According to a local wildlife expert, their numbers might be explained because deer season’s annual culling leaves lots of food in the woods for the scavenging birds.
Cleburne County Administrator Steve Swafford said he’s noticed the birds for the last couple of years, but on Wednesday he saw the biggest swarm yet circling over downtown Heflin. It could have been upwards of 300 of them, he said.
Ericha Nix, a wildlife biologist at the Alabama Division of Wildlife and Freshwater Fisheries in the Department of Natural Resources and Conservation, said she had recently received three calls about the vultures. Exactly why they’re here is a mystery, she said, but it’s not coincidence.
“If you have a reason for them to be there, you’ll have a large concentration,” Nix said.
For instance Union Springs, which has a chicken processing plant, harbors a sizeable population of the birds. But Nix isn’t sure what could be attracting them to Cleburne County unless it’s perhaps a large amount of gut piles left by hunters.
“When they show up they’re usually looking for a comfortable place to roost,” Nix said. “Usually there’s a food source a few miles from where they roost.”
Billy Powell, executive vice president of the Alabama Cattlemen’s Association, said black vultures have become a problem in Alabama’s Tennessee Valley area because they like to roost on the metal power poles on the dams.

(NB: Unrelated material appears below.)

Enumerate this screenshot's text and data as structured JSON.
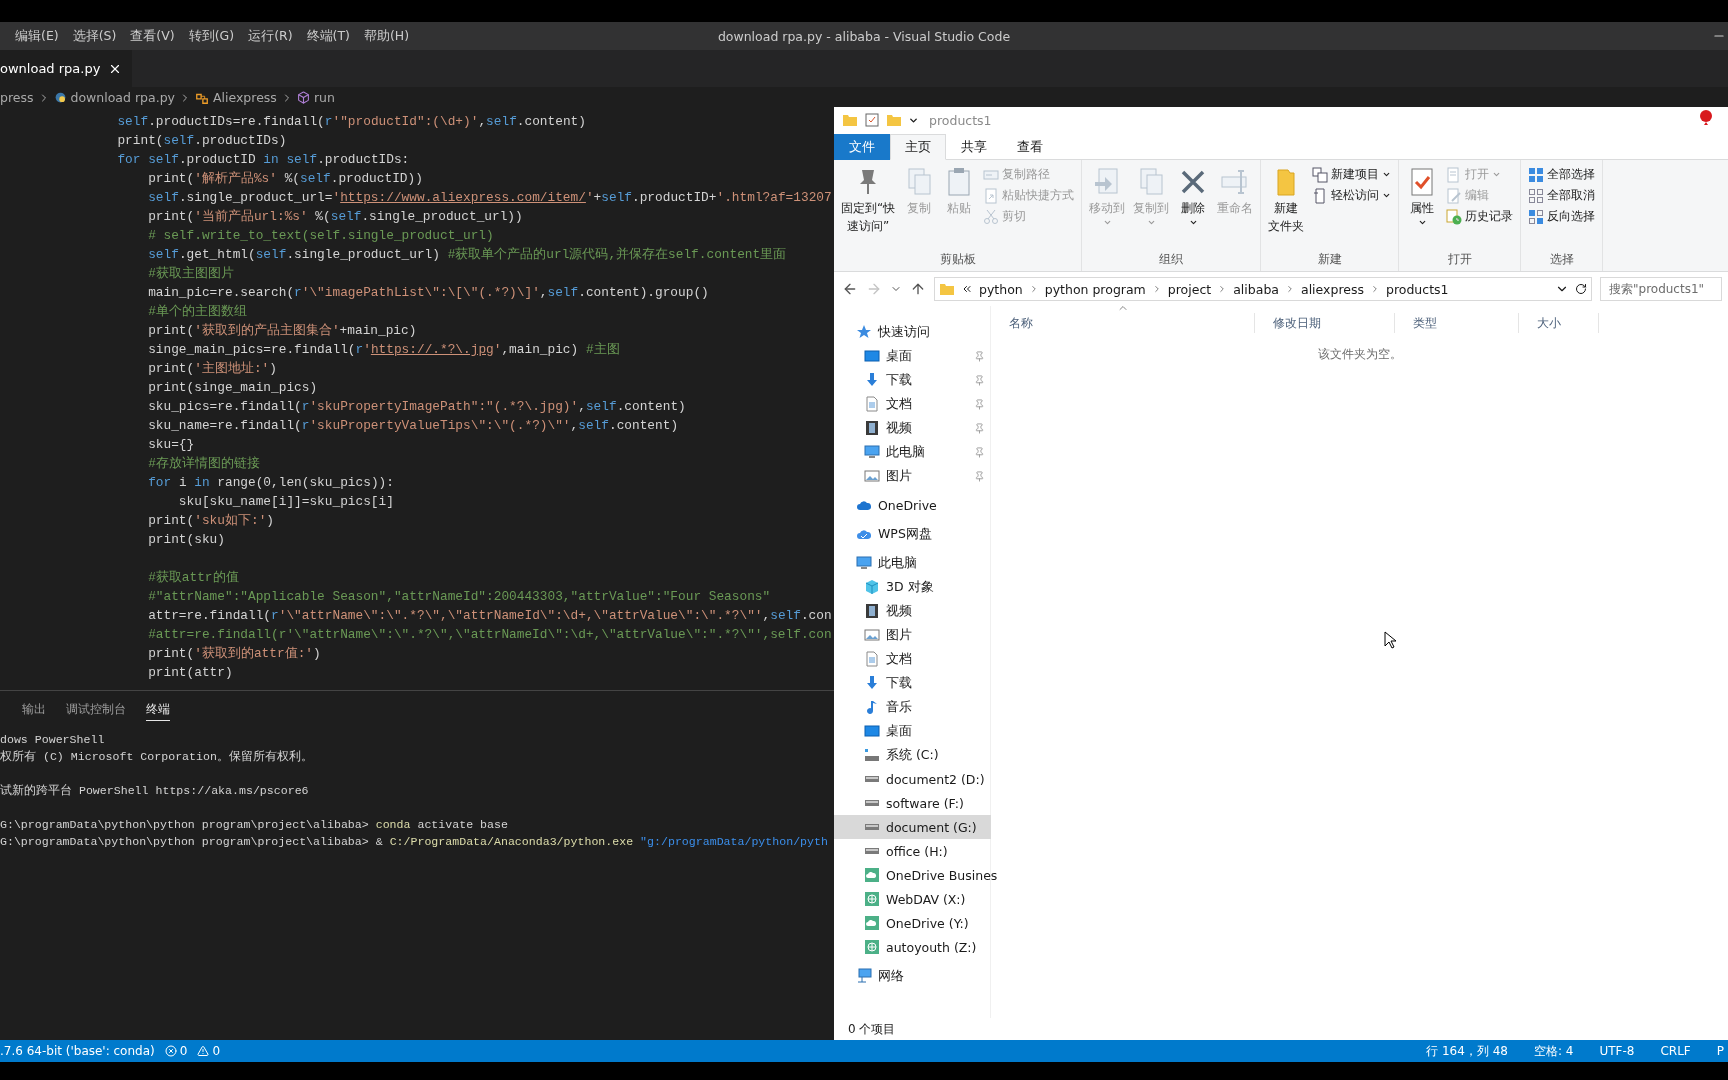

Their numbers have increased to the point that the birds will attack newly born calves to get enough to eat.
“They would kill the calf while it was being delivered or shortly thereafter,” Powell said.
In his research to help his members handle the problem, Powell discovered the vultures are a protected species under the U.S. Migratory Bird Species Act.
“It’s illegal to shoot them,” Powell said.
However, he said, the farmers who are having problems can contact the state or federal game warden to apply for a permit to kill the birds after they have tried nonlethal methods to get rid of them.
Michael Avery, a wildlife biologist at the Florida Field Station of Wildlife Services Research, said depending on the type of vulture, the birds in Cleburne County could be migrating because of the cold weather.
Turkey vultures, with red heads, will migrate south for the winter. Black vultures, with dark grey heads, more typically stay in the same area.
He said most complaints come because of the birds roosting on buildings or cell towers.
Avery said the birds will roost in packs even on the roofs of homes. It can be a little disconcerting to a homeowner to come out and find a flock of vultures in their yard, Avery said.
“They can be kind of scary looking,” he said. “And they do stink. They’ll be pooping all over the place and they regurgitate the things they can’t digest.”
In addition, the birds are attracted to rubbery things and will tear up roof shingles, window caulk and weatherstripping, Avery said.
There are a number of ways to discourage the vultures from roosting on roofs. Setting off firecrackers or making some other loud noises could scare them off, he said. Some more permanent measures include spike strips that are installed to keep birds from landing on the roof, an electric track that shocks the birds when they touch it or motion-activated sprinklers if they’re landing in yards or patios.
“One of the best ways is to hang up an effigy,” Avery said.
Not a burning doll depicting a politician — a dead vulture that has been preserved by a taxidermist.
“You hang it upside down and it works like a charm,” he said.